Return each of the entries below precisely as it appears.

(Data extract begins)

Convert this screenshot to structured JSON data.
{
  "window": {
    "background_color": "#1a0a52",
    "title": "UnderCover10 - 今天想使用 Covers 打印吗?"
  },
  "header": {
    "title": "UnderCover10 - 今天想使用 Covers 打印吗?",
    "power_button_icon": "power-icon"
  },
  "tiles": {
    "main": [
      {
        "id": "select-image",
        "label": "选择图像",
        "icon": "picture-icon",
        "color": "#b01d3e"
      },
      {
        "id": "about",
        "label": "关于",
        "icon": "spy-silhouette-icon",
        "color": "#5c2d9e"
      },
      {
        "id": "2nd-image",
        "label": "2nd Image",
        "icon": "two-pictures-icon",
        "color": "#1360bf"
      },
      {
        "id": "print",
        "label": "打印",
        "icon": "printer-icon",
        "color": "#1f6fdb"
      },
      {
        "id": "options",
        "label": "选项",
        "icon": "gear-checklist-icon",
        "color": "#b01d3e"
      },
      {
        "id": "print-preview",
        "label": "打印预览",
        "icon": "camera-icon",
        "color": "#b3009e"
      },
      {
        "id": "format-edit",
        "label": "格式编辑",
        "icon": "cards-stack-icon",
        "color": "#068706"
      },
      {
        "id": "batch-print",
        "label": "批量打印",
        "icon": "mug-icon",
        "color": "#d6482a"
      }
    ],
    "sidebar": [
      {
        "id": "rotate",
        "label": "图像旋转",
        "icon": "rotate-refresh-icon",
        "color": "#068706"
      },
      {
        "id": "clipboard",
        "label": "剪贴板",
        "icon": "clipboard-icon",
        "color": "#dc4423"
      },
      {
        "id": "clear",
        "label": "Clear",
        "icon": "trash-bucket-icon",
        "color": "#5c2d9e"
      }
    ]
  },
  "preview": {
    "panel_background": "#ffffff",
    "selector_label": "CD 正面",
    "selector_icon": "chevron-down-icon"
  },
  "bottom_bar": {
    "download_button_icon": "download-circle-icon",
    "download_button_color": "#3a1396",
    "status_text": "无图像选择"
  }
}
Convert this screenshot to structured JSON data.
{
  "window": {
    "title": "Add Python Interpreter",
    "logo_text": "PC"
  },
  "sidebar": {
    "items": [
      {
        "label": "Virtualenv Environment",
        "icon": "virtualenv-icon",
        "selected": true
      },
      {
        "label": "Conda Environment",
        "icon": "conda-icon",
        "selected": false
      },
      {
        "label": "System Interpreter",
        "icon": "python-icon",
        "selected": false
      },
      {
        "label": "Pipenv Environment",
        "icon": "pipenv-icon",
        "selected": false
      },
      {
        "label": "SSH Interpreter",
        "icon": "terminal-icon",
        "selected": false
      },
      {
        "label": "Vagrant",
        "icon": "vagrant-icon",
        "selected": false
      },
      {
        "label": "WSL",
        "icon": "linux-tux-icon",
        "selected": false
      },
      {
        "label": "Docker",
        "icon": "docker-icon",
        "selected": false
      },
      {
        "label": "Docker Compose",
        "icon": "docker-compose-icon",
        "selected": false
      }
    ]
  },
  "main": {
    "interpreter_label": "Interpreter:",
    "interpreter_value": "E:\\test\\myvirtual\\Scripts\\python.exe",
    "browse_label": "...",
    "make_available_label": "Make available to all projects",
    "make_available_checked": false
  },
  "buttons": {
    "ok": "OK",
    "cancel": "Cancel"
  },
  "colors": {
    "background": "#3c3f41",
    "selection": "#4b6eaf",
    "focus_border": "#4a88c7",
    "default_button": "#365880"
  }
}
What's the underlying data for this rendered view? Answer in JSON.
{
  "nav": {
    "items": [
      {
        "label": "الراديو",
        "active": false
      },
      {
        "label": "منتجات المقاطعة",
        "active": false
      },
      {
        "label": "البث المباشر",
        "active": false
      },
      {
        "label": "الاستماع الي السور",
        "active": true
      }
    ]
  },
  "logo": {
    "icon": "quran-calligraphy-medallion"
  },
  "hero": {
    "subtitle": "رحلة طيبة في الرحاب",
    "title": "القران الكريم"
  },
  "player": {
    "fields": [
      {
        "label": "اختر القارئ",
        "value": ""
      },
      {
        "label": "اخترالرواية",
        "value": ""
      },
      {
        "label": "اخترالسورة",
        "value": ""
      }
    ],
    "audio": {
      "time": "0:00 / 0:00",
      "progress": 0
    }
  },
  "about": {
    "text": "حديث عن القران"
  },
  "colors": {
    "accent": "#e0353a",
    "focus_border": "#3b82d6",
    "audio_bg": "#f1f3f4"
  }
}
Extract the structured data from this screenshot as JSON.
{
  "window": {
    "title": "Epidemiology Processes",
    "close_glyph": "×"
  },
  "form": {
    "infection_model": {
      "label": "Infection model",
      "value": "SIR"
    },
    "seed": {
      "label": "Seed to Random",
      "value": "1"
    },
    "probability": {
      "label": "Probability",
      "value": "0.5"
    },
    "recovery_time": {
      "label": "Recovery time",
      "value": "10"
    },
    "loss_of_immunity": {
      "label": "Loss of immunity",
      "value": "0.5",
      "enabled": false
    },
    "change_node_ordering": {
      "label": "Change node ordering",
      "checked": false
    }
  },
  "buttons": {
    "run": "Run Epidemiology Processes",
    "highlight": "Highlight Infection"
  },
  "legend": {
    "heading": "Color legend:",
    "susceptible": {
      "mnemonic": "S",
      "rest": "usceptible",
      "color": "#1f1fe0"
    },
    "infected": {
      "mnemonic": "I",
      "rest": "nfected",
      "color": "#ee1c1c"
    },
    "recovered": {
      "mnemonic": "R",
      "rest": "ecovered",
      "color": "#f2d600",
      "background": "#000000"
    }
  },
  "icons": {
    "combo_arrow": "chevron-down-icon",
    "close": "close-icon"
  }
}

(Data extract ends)

■ Task result:
Convert this screenshot to structured JSON data.
{
  "window": {
    "background_color": "#1a0a52",
    "title": "UnderCover10 - 今天想使用 Covers 打印吗?"
  },
  "header": {
    "title": "UnderCover10 - 今天想使用 Covers 打印吗?",
    "power_button_icon": "power-icon"
  },
  "tiles": {
    "main": [
      {
        "id": "select-image",
        "label": "选择图像",
        "icon": "picture-icon",
        "color": "#b01d3e"
      },
      {
        "id": "about",
        "label": "关于",
        "icon": "spy-silhouette-icon",
        "color": "#5c2d9e"
      },
      {
        "id": "2nd-image",
        "label": "2nd Image",
        "icon": "two-pictures-icon",
        "color": "#1360bf"
      },
      {
        "id": "print",
        "label": "打印",
        "icon": "printer-icon",
        "color": "#1f6fdb"
      },
      {
        "id": "options",
        "label": "选项",
        "icon": "gear-checklist-icon",
        "color": "#b01d3e"
      },
      {
        "id": "print-preview",
        "label": "打印预览",
        "icon": "camera-icon",
        "color": "#b3009e"
      },
      {
        "id": "format-edit",
        "label": "格式编辑",
        "icon": "cards-stack-icon",
        "color": "#068706"
      },
      {
        "id": "batch-print",
        "label": "批量打印",
        "icon": "mug-icon",
        "color": "#d6482a"
      }
    ],
    "sidebar": [
      {
        "id": "rotate",
        "label": "图像旋转",
        "icon": "rotate-refresh-icon",
        "color": "#068706"
      },
      {
        "id": "clipboard",
        "label": "剪贴板",
        "icon": "clipboard-icon",
        "color": "#dc4423"
      },
      {
        "id": "clear",
        "label": "Clear",
        "icon": "trash-bucket-icon",
        "color": "#5c2d9e"
      }
    ]
  },
  "preview": {
    "panel_background": "#ffffff",
    "selector_label": "CD 正面",
    "selector_icon": "chevron-down-icon"
  },
  "bottom_bar": {
    "download_button_icon": "download-circle-icon",
    "download_button_color": "#3a1396",
    "status_text": "无图像选择"
  }
}
Convert this screenshot to structured JSON data.
{
  "window": {
    "title": "Add Python Interpreter",
    "logo_text": "PC"
  },
  "sidebar": {
    "items": [
      {
        "label": "Virtualenv Environment",
        "icon": "virtualenv-icon",
        "selected": true
      },
      {
        "label": "Conda Environment",
        "icon": "conda-icon",
        "selected": false
      },
      {
        "label": "System Interpreter",
        "icon": "python-icon",
        "selected": false
      },
      {
        "label": "Pipenv Environment",
        "icon": "pipenv-icon",
        "selected": false
      },
      {
        "label": "SSH Interpreter",
        "icon": "terminal-icon",
        "selected": false
      },
      {
        "label": "Vagrant",
        "icon": "vagrant-icon",
        "selected": false
      },
      {
        "label": "WSL",
        "icon": "linux-tux-icon",
        "selected": false
      },
      {
        "label": "Docker",
        "icon": "docker-icon",
        "selected": false
      },
      {
        "label": "Docker Compose",
        "icon": "docker-compose-icon",
        "selected": false
      }
    ]
  },
  "main": {
    "interpreter_label": "Interpreter:",
    "interpreter_value": "E:\\test\\myvirtual\\Scripts\\python.exe",
    "browse_label": "...",
    "make_available_label": "Make available to all projects",
    "make_available_checked": false
  },
  "buttons": {
    "ok": "OK",
    "cancel": "Cancel"
  },
  "colors": {
    "background": "#3c3f41",
    "selection": "#4b6eaf",
    "focus_border": "#4a88c7",
    "default_button": "#365880"
  }
}
What's the underlying data for this rendered view? Answer in JSON.
{
  "nav": {
    "items": [
      {
        "label": "الراديو",
        "active": false
      },
      {
        "label": "منتجات المقاطعة",
        "active": false
      },
      {
        "label": "البث المباشر",
        "active": false
      },
      {
        "label": "الاستماع الي السور",
        "active": true
      }
    ]
  },
  "logo": {
    "icon": "quran-calligraphy-medallion"
  },
  "hero": {
    "subtitle": "رحلة طيبة في الرحاب",
    "title": "القران الكريم"
  },
  "player": {
    "fields": [
      {
        "label": "اختر القارئ",
        "value": ""
      },
      {
        "label": "اخترالرواية",
        "value": ""
      },
      {
        "label": "اخترالسورة",
        "value": ""
      }
    ],
    "audio": {
      "time": "0:00 / 0:00",
      "progress": 0
    }
  },
  "about": {
    "text": "حديث عن القران"
  },
  "colors": {
    "accent": "#e0353a",
    "focus_border": "#3b82d6",
    "audio_bg": "#f1f3f4"
  }
}
Extract the structured data from this screenshot as JSON.
{
  "window": {
    "title": "Epidemiology Processes",
    "close_glyph": "×"
  },
  "form": {
    "infection_model": {
      "label": "Infection model",
      "value": "SIR"
    },
    "seed": {
      "label": "Seed to Random",
      "value": "1"
    },
    "probability": {
      "label": "Probability",
      "value": "0.5"
    },
    "recovery_time": {
      "label": "Recovery time",
      "value": "10"
    },
    "loss_of_immunity": {
      "label": "Loss of immunity",
      "value": "0.5",
      "enabled": false
    },
    "change_node_ordering": {
      "label": "Change node ordering",
      "checked": false
    }
  },
  "buttons": {
    "run": "Run Epidemiology Processes",
    "highlight": "Highlight Infection"
  },
  "legend": {
    "heading": "Color legend:",
    "susceptible": {
      "mnemonic": "S",
      "rest": "usceptible",
      "color": "#1f1fe0"
    },
    "infected": {
      "mnemonic": "I",
      "rest": "nfected",
      "color": "#ee1c1c"
    },
    "recovered": {
      "mnemonic": "R",
      "rest": "ecovered",
      "color": "#f2d600",
      "background": "#000000"
    }
  },
  "icons": {
    "combo_arrow": "chevron-down-icon",
    "close": "close-icon"
  }
}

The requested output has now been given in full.